The moment we stepped outside the convent, Ernesta was on her cellphone excitedly explaining the outcome to her daughter back home. Although the negotiations had gone well, I could not help but feel a little sad that she needed a foreigner to get her voice heard in her own country. It was a sentiment I felt all too often during my work with indigenous people. I was awoken from my melancholy thought by a cell phone being thrust in my face. Ernesta insisted I talk to her community and the phone was then passed around for me to speak with half the Wayuu in the Guajira.

I did not know where to take Ernesta as the office had long been closed. We headed to my apartment in El Parkway, a somewhat glitzy section of Bogota. We sat on the sofa, shared a coke and recounted the day’s events. My roommates stumbled over each other as they opened the front door onto this scene. As Ernesta told them about her life, I looked on, in awe of the different existences that make up the patchwork of this country.

Once my roommates were on their way, I went to get money to buy a mochila. It would be a gift for a friend, but was also a way of ensuring Ernesta had bus fare home. I rummaged through the bags until I found the perfect one. It was black with a braided strap of neon greens, pinks and yellows. When I turned back to Ernesta she was holding out another mochila in her hands. It was the one she had begun that morning. The one she wove as she told me her story, the story that at some point during that day, had become our story. It was green and interwoven with bright red triangles going up and down, as unexpected as the events of our day. She wove the final stitches now, just as our story together was coming to an end. She handed it to me and said: “this one is my gift to you, to remember me.”

Mochilas for sale on the street in Cartagena, Colombia

Mochilas for sale on the street in Cartagena, Colombia

Let me know whether you enjoyed this first attempt at a more narrative short-story-style post, comments welcome! I hope you enjoyed the story and that it will trigger a bit of reflection on just some of the many issues facing the world’s indigenous people today.

Advertisements
8 Comments leave one →
  1. Elva permalink
    August 9, 2014 4:19 pm

    Great story, that’s definitely Colombia.

    • Bill permalink
      August 9, 2014 9:50 pm

      Great story…..enjoyed!

  2. Sarah permalink
    August 9, 2014 7:19 pm

    Very well written! I enjoyed it very much and would like to hear more. Hope you are both well. Talk soon.

  3. Erica permalink
    August 11, 2014 12:48 pm

    The story of your mochila comes to life, what a great experience 🙂

  4. Pauline Sullivan permalink
    August 11, 2014 9:42 pm

    Great story, really enjoyed.

  5. Megan permalink
    August 13, 2014 5:07 pm

    More please. 🙂

  6. Sally permalink
    August 14, 2014 9:29 am

    A touching story.

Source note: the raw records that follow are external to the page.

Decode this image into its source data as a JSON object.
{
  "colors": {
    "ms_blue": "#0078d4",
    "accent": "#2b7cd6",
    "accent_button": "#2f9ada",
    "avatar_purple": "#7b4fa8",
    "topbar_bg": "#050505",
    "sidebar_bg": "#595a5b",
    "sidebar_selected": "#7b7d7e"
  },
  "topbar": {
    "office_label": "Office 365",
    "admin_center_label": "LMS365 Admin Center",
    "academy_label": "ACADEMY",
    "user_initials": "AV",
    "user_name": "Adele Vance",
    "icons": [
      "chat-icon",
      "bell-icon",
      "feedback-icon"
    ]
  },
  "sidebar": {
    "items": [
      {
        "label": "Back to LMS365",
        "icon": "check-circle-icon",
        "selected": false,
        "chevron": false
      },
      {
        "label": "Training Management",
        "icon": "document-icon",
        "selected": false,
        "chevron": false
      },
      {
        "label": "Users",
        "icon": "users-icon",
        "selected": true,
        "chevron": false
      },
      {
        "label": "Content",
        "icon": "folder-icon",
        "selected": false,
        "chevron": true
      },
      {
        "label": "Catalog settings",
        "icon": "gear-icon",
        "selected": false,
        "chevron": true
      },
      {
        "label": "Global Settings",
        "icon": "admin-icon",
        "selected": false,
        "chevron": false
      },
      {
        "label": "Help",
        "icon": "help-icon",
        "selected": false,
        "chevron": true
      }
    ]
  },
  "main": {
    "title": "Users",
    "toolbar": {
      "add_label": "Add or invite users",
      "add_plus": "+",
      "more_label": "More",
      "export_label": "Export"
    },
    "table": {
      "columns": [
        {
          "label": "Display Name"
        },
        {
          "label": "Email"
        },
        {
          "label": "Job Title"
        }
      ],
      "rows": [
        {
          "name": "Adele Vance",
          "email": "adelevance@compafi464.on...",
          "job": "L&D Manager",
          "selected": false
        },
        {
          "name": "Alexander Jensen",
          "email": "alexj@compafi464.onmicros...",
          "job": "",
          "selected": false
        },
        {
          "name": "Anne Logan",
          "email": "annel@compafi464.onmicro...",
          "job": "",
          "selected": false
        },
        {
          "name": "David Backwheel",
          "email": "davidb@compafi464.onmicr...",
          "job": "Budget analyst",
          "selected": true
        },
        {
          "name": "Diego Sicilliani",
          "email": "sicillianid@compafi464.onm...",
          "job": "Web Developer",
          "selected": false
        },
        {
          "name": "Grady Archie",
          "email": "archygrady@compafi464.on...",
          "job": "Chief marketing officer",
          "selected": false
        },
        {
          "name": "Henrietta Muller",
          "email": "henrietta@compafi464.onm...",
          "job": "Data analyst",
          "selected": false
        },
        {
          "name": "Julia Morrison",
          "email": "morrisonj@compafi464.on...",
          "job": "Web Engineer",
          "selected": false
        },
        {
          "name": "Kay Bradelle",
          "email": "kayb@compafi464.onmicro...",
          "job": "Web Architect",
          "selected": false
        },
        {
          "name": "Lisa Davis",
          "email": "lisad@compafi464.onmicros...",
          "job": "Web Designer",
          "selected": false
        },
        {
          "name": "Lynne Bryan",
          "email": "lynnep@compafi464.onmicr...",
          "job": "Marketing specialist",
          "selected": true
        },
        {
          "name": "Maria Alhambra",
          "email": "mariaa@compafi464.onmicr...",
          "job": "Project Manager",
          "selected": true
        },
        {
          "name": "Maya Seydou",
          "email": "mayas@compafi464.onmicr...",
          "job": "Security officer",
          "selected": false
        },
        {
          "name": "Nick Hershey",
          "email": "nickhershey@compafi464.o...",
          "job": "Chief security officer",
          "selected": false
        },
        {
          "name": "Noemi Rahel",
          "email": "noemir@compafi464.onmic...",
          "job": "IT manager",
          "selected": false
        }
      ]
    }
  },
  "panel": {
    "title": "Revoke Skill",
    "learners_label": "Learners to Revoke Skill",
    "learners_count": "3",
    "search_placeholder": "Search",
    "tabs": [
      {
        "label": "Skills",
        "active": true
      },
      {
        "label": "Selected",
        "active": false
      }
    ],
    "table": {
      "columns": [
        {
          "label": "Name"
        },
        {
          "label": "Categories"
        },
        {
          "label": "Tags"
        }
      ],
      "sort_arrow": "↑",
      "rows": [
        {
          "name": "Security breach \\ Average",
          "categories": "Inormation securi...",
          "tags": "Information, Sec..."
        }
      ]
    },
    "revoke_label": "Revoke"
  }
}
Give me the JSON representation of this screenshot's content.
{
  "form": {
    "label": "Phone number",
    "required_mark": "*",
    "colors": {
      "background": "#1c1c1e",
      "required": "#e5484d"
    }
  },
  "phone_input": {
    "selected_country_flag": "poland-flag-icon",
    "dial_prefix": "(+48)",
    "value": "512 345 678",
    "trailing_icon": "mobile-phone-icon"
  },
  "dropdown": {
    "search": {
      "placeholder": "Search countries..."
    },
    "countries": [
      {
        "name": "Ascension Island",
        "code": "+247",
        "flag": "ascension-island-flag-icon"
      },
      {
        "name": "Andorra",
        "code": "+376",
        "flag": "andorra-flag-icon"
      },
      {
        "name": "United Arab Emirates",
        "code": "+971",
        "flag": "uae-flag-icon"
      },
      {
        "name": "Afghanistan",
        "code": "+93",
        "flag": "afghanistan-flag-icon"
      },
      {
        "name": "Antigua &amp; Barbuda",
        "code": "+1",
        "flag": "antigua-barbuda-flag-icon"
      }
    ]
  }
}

Now I want to learn more. For sure the stories of Columbia could take many lifetimes to tell. I am very impressed that you made it a mission to support this cause and this leader.

Leave a Reply

Fill in your details below or click an icon to log in:

WordPress.com Logo

You are commenting using your WordPress.com account. Log Out / Change )

Twitter picture

You are commenting using your Twitter account. Log Out / Change )

Facebook photo

You are commenting using your Facebook account. Log Out / Change )

Google+ photo

You are commenting using your Google+ account. Log Out / Change )

Connecting to %s